For former photojournalist Joseph Victor Stefanchik, reality is the stuff of wedding magic
By Jeff Kent
When Joseph Victor Stefanchik says his wedding coverage is “photojournalistic,” he’s not just bandying words. From his high school days of working a paper route and hanging around the local newspaper, Stefanchik always has had a nose for news.
After attending the Western Kentucky School of Journalism, Joseph Victor Stefanchik worked internships at five major newspapers before signing on as a shooter at The Dallas Morning News. His talent as a photojournalist landed him the Robert F. Kennedy Memorial Journalism Award for International Journalism in 1998, and a finalist position in the Pulitzer Prize awards of the same year. He’s worked with some of the most recognized people in news photography, and covered everything from land mines in Angola to exploding houses in Kentucky.
Stefanchik wasn’t thinking about wedding photography as a career when a couple of friends asked him to cover their weddings.
“When the film came back from that first one, I really didn’t think anything of it,” Stefanchik remembers. “Then the bride put the photographs in an album, and when I saw the body of work I was floored. I loved the storytelling element.”
Stefanchik looked into the going rates for photojournalistic wedding coverage. In 1997 and 1998, the package average was about $3,000 for the kind of work he was doing. If he could meet or exceed that average, he figured he could make a go of it. He’d save the equivalent of a year’s salary at the Morning News, then leave the paper and open his own business. It took just three months.
Stefanchik dove in head first, taking on every client who walked through the door. In his enthusiasm to establish a booming business, he simply shot too many weddings. Facing burnout and needing to take a step back, Stefanchik did what any stressed-out wedding photographer would do; he took a relaxing hiatus from the wedding world and returned to news photography.
Sounds crazy, but that’s what Stefanchik did. He freelanced for The Dallas Morning News, and eventually went full-time. But after six months back in the newsroom on a heavy diet of breaking stories, Stefanchik felt he was missing something.
“I missed being around those happy moments,” he says. “Photojournalism is exciting, but it’s not always happy. In fact, it’s often the exact opposite. My boss thought I was crazy, but I had to go back to weddings.”
Having lost his brand identity and depleted his referral base during his break, Stefanchik decided to completely re-brand himself, this time as a high-end wedding photographer. His new target clientele is older, more affluent. Instead of the “puppy love” weddings of 23- to 25-year-olds, now Stefanchik’s clients are 28 to 40 years old, with refined tastes and the financial security to indulge them.
“This is a competitive market, so we decided we needed a whole new brand.” He renamed the business JVS Weddings (nee Documentary Weddings), and built a new studio with an upscale look.
The new approach worked. The average wedding package sale ranges from $10,000 to $14,000. In Stefanchik’s eyes, the success has been bred from a mutual trust that he establishes with each new client.

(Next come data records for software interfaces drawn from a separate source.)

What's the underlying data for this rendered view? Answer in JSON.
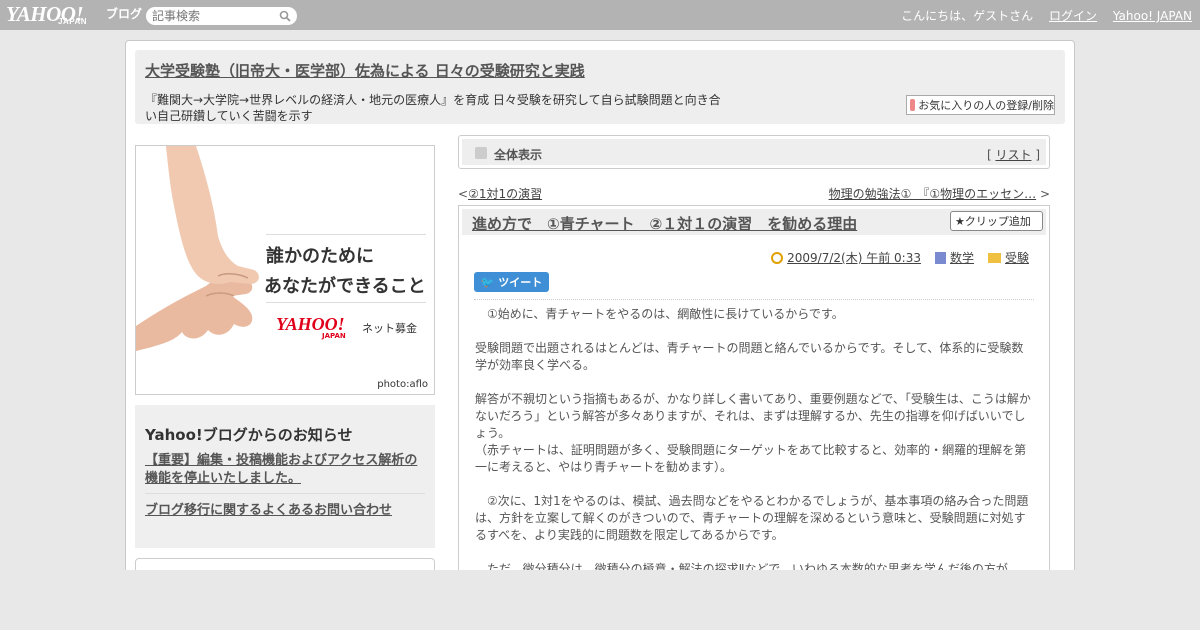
{
  "topbar": {
    "logo_main": "YAHOO!",
    "logo_sub": "JAPAN",
    "logo_blog": "ブログ",
    "search_placeholder": "記事検索",
    "greeting": "こんにちは、ゲストさん",
    "login": "ログイン",
    "yahoo_japan": "Yahoo! JAPAN"
  },
  "header": {
    "title": "大学受験塾（旧帝大・医学部）佐為による 日々の受験研究と実践",
    "description": "『難関大→大学院→世界レベルの経済人・地元の医療人』を育成 日々受験を研究して自ら試験問題と向き合い自己研鑽していく苦闘を示す",
    "favorite_button": "お気に入りの人の登録/削除"
  },
  "banner": {
    "line1": "誰かのために",
    "line2": "あなたができること",
    "logo": "YAHOO!",
    "logo_sub": "JAPAN",
    "tagline": "ネット募金",
    "credit": "photo:aflo"
  },
  "notice": {
    "title": "Yahoo!ブログからのお知らせ",
    "items": [
      "【重要】編集・投稿機能およびアクセス解析の機能を停止いたしました。",
      "ブログ移行に関するよくあるお問い合わせ"
    ]
  },
  "allbar": {
    "label": "全体表示",
    "list_prefix": "[",
    "list_link": "リスト",
    "list_suffix": "]"
  },
  "nav": {
    "prev_arrow": "<",
    "prev": "②1対1の演習",
    "next": "物理の勉強法①　『①物理のエッセン…",
    "next_arrow": ">"
  },
  "article": {
    "title": "進め方で　①青チャート　②１対１の演習　を勧める理由",
    "clip_button": "クリップ追加",
    "date": "2009/7/2(木) 午前 0:33",
    "category1": "数学",
    "category2": "受験",
    "tweet_button": "ツイート",
    "paragraphs": [
      "　①始めに、青チャートをやるのは、網敵性に長けているからです。",
      "",
      "受験問題で出題されるはとんどは、青チャートの問題と絡んでいるからです。そして、体系的に受験数学が効率良く学べる。",
      "",
      "解答が不親切という指摘もあるが、かなり詳しく書いてあり、重要例題などで、「受験生は、こうは解かないだろう」という解答が多々ありますが、それは、まずは理解するか、先生の指導を仰げばいいでしょう。",
      "（赤チャートは、証明問題が多く、受験問題にターゲットをあて比較すると、効率的・網羅的理解を第一に考えると、やはり青チャートを勧めます）。",
      "",
      "　②次に、1対1をやるのは、模試、過去問などをやるとわかるでしょうが、基本事項の絡み合った問題は、方針を立案して解くのがきついので、青チャートの理解を深めるという意味と、受験問題に対処するすべを、より実践的に問題数を限定してあるからです。",
      "",
      "　ただ、微分積分は、微積分の極意・解法の探求Ⅱなどで、いわゆる本数的な思考を学んだ後の方が"
    ]
  }
}
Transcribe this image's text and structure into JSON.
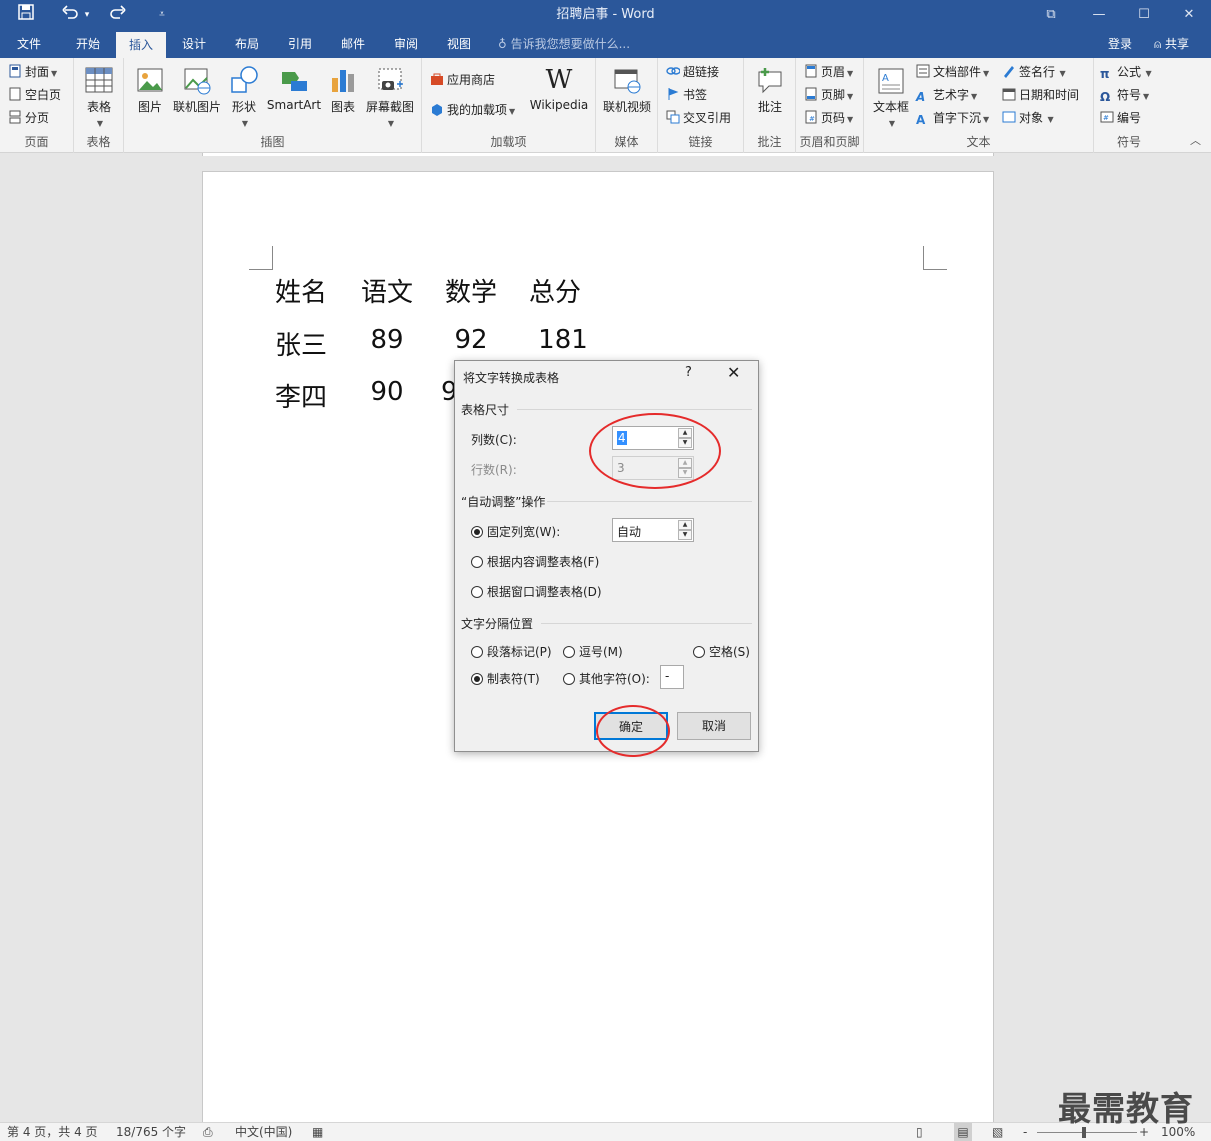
{
  "titlebar": {
    "title": "招聘启事 - Word",
    "save_icon": "save-icon",
    "undo_icon": "undo-icon",
    "redo_icon": "redo-icon",
    "min": "—",
    "max": "☐",
    "close": "✕",
    "ribbon_display": "⧉",
    "qa_more": "▾"
  },
  "tabs": [
    "文件",
    "开始",
    "插入",
    "设计",
    "布局",
    "引用",
    "邮件",
    "审阅",
    "视图"
  ],
  "active_tab": "插入",
  "tellme": "告诉我您想要做什么...",
  "login": "登录",
  "share": "共享",
  "ribbon": {
    "pages": {
      "label": "页面",
      "cover": "封面",
      "blank": "空白页",
      "break": "分页"
    },
    "tables": {
      "label": "表格",
      "table": "表格"
    },
    "illustrations": {
      "label": "插图",
      "picture": "图片",
      "online_picture": "联机图片",
      "shapes": "形状",
      "smartart": "SmartArt",
      "chart": "图表",
      "screenshot": "屏幕截图"
    },
    "addins": {
      "label": "加载项",
      "store": "应用商店",
      "my_addins": "我的加载项",
      "wikipedia": "Wikipedia"
    },
    "media": {
      "label": "媒体",
      "online_video": "联机视频"
    },
    "links": {
      "label": "链接",
      "hyperlink": "超链接",
      "bookmark": "书签",
      "cross_ref": "交叉引用"
    },
    "comments": {
      "label": "批注",
      "comment": "批注"
    },
    "header_footer": {
      "label": "页眉和页脚",
      "header": "页眉",
      "footer": "页脚",
      "page_number": "页码"
    },
    "text": {
      "label": "文本",
      "textbox": "文本框",
      "quick_parts": "文档部件",
      "wordart": "艺术字",
      "dropcap": "首字下沉",
      "signature": "签名行",
      "datetime": "日期和时间",
      "object": "对象"
    },
    "symbols": {
      "label": "符号",
      "equation": "公式",
      "symbol": "符号",
      "number": "编号"
    }
  },
  "document": {
    "rows": [
      [
        "姓名",
        "语文",
        "数学",
        "总分"
      ],
      [
        "张三",
        "89",
        "92",
        "181"
      ],
      [
        "李四",
        "90",
        "9"
      ]
    ]
  },
  "dialog": {
    "title": "将文字转换成表格",
    "help": "?",
    "close": "✕",
    "size_section": "表格尺寸",
    "cols_label": "列数(C):",
    "cols_value": "4",
    "rows_label": "行数(R):",
    "rows_value": "3",
    "autofit_section": "“自动调整”操作",
    "fixed_width": "固定列宽(W):",
    "fixed_width_value": "自动",
    "fit_content": "根据内容调整表格(F)",
    "fit_window": "根据窗口调整表格(D)",
    "separator_section": "文字分隔位置",
    "sep_paragraph": "段落标记(P)",
    "sep_comma": "逗号(M)",
    "sep_space": "空格(S)",
    "sep_tab": "制表符(T)",
    "sep_other": "其他字符(O):",
    "sep_other_value": "-",
    "ok": "确定",
    "cancel": "取消"
  },
  "status": {
    "page": "第 4 页，共 4 页",
    "words": "18/765 个字",
    "lang": "中文(中国)",
    "zoom": "100%",
    "zoom_minus": "-",
    "zoom_plus": "+"
  },
  "watermark": "最需教育",
  "colors": {
    "brand": "#2b579a",
    "highlight": "#e52b2b",
    "focus": "#0078d7"
  }
}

“When I first meet with a bride, I ask her what she expects in her photography, what she expects of me,” says Stefanchik. “I ask her to imagine her dream wedding, then we help her create that dream. Everything we do is very heavily treated
—not manipulated, but treated.”
Stefanchik’s clients often enjoy the relationship so much that they later hire him to document their family life, not as a portraitist but as the family’s photographic historian. “We’re not out to make a quota each year, to book, say, 30 weddings. Instead, we’re into booking 30 sets of trust,” says Stefanchik.
As he shoots, Stefanchik, in all-business mode, strives for unobtrusiveness as he captures the moments of the event. “I often bruise my left eyebrow, because I keep my camera to my eye the whole time. I don’t talk to people. I don’t mingle. I’m there to capture the moments, not for small talk,” he says.
Bucking the trend in photojournalistic wedding coverage, Stefanchik distinguishes his work with the heavy use of hand-held electronic flash. If the available light is there, he’ll use it, but he won’t sacrifice an important moment to wait for the light to be perfect. “I flash about 95 percent of what I shoot, all of it off-camera,” he says. “The point of off-camera lighting is to give dimension to a moment, to force a point of entry into the image”
The result of Stefanchik’s efforts is the full-bodied documentation of real moments. He captures what needs to be captured, without needing to repose a priceless moment. It’s true. It’s unadulterated. It’s, well, photojournalistic.